“The settlement will preserve the remaining natural habitat along the Buffalo River, within the urban environment of the City of Buffalo, providing benefits for migratory birds that use the adjacent Niagara River, an Important Bird Area and Ramsar designated wetland,” mentioned Regional Director Wendi Weber of the North Atlantic-Appalachian Region for the U. S. Fish and Wildlife Service. “It will also enhance recreational opportunities and provide local communities with greater access to the river, helping to connect people to nature.”
“Today’s announcement is the hard-earned result of years of advocacy and scientific investigation conducted by New York State, our federal partners and the Tuscarora Nation to hold the responsible parties accountable for decades of pollution that contaminated the Buffalo River,” mentioned DEC Commissioner Basil Seggos. “We look forward to continuing to work together with our federal, Nation, and local partners to support the ongoing transformation of the city of Buffalo and continue our work reconnecting New Yorkers to a cleaner, healthier Buffalo River.”
The settlement will restore native species on over 70 acres of land that will probably be preserved in perpetuity in its undeveloped situation alongside the Buffalo River in an in any other case predominantly city setting. Public entry will even be offered to a portion of the City Ship Canal, permitting for leisure fishing from the shoreline. The conservation of the undeveloped land alongside the River, together with parts of the Ship Canal, Concrete Central and Houghton Park, is valued at roughly $2 million. The conservation portion of the proposed settlement will present elevated habitat and pure aesthetic worth, and further trails for public use.
The settlement additionally contains the fee of $4.25 million for proposed pure useful resource restoration tasks to create pure habitat and entry to the River for the use and enjoyment of the public, together with native low-income and minority neighborhood members. A portion of the restoration will even be used to fund cultural and ecological restoration applications on behalf of Tuscarora Nation. The trustees are engaged in joint restoration planning efforts, together with by a proposed restoration plan that’s presently topic to public remark. The draft restoration plan is obtainable for evaluation at: https://www.fws.gov/northeast/nyfo/ec/files/buffalo/DRAFT_Buffalo_River_Restoration_Plan_Environmental_Assessment_September_2019.pdf
The proposed settlement has been lodged in the U.S. District Court, Western District of New York, and is topic to a public remark interval and remaining courtroom approval.

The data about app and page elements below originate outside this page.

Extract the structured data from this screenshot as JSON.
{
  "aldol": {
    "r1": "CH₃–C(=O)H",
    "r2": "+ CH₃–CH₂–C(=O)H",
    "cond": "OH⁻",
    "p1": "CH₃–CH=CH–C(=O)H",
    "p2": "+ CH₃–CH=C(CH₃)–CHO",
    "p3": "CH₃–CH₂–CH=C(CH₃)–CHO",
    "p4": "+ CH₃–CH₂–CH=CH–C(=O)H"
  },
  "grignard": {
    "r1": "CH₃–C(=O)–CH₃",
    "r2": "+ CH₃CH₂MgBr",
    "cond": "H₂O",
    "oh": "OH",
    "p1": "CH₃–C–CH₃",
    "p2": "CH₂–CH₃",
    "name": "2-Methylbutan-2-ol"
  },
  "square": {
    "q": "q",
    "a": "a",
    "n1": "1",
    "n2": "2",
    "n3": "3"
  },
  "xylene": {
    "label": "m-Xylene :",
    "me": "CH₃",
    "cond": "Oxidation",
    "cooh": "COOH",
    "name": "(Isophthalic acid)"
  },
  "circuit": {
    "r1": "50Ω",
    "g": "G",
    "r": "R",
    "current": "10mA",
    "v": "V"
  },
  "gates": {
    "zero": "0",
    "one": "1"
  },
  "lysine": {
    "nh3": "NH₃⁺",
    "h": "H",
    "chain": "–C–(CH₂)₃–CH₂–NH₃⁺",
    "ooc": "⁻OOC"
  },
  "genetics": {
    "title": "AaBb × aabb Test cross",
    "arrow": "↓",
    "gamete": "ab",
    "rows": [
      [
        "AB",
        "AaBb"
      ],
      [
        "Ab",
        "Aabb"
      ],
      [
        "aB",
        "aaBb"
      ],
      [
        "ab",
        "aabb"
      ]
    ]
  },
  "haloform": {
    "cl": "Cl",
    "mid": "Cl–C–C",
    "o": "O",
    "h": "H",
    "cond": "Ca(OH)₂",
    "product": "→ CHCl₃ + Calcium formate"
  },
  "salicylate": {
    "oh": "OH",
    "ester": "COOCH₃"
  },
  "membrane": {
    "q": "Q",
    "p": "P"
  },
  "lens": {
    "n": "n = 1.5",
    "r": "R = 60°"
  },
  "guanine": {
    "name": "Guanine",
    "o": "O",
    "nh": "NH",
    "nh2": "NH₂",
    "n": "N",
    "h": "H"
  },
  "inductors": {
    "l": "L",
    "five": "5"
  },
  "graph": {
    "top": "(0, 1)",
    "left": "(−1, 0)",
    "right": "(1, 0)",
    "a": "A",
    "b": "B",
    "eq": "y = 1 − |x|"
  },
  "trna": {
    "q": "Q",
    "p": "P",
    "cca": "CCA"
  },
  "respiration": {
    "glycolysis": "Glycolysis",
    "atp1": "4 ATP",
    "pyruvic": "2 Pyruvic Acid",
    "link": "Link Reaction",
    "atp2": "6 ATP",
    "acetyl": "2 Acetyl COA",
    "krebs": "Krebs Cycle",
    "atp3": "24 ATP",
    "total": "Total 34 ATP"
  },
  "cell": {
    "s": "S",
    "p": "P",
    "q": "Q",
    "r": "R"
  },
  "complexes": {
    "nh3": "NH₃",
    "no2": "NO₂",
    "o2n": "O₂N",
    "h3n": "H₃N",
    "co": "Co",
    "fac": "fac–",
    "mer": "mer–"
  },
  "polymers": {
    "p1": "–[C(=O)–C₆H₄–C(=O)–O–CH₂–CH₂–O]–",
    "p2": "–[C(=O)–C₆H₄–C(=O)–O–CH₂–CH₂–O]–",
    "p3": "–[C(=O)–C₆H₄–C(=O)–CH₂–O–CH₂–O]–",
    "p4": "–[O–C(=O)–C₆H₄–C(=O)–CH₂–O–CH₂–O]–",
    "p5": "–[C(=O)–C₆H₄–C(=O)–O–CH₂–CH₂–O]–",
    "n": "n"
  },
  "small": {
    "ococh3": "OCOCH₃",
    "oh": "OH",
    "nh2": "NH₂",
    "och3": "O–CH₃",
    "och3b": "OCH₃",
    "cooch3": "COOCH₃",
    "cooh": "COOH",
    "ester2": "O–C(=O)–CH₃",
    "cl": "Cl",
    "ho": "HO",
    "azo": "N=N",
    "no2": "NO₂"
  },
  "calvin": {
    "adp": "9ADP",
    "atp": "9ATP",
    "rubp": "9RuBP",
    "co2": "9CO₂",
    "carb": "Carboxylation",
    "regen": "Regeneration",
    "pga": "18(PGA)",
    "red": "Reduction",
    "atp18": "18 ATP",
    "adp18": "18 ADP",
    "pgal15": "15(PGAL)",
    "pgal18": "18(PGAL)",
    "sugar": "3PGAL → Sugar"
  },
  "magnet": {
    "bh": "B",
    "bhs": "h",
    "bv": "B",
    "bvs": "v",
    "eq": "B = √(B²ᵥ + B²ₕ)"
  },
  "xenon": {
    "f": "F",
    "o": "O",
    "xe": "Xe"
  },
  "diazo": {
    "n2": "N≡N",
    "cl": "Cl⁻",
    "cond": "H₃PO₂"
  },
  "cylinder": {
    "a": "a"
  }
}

The consent decree might be seen at the Department of Justice web site: www.justice.gov/enrd/Consent_Decrees.html.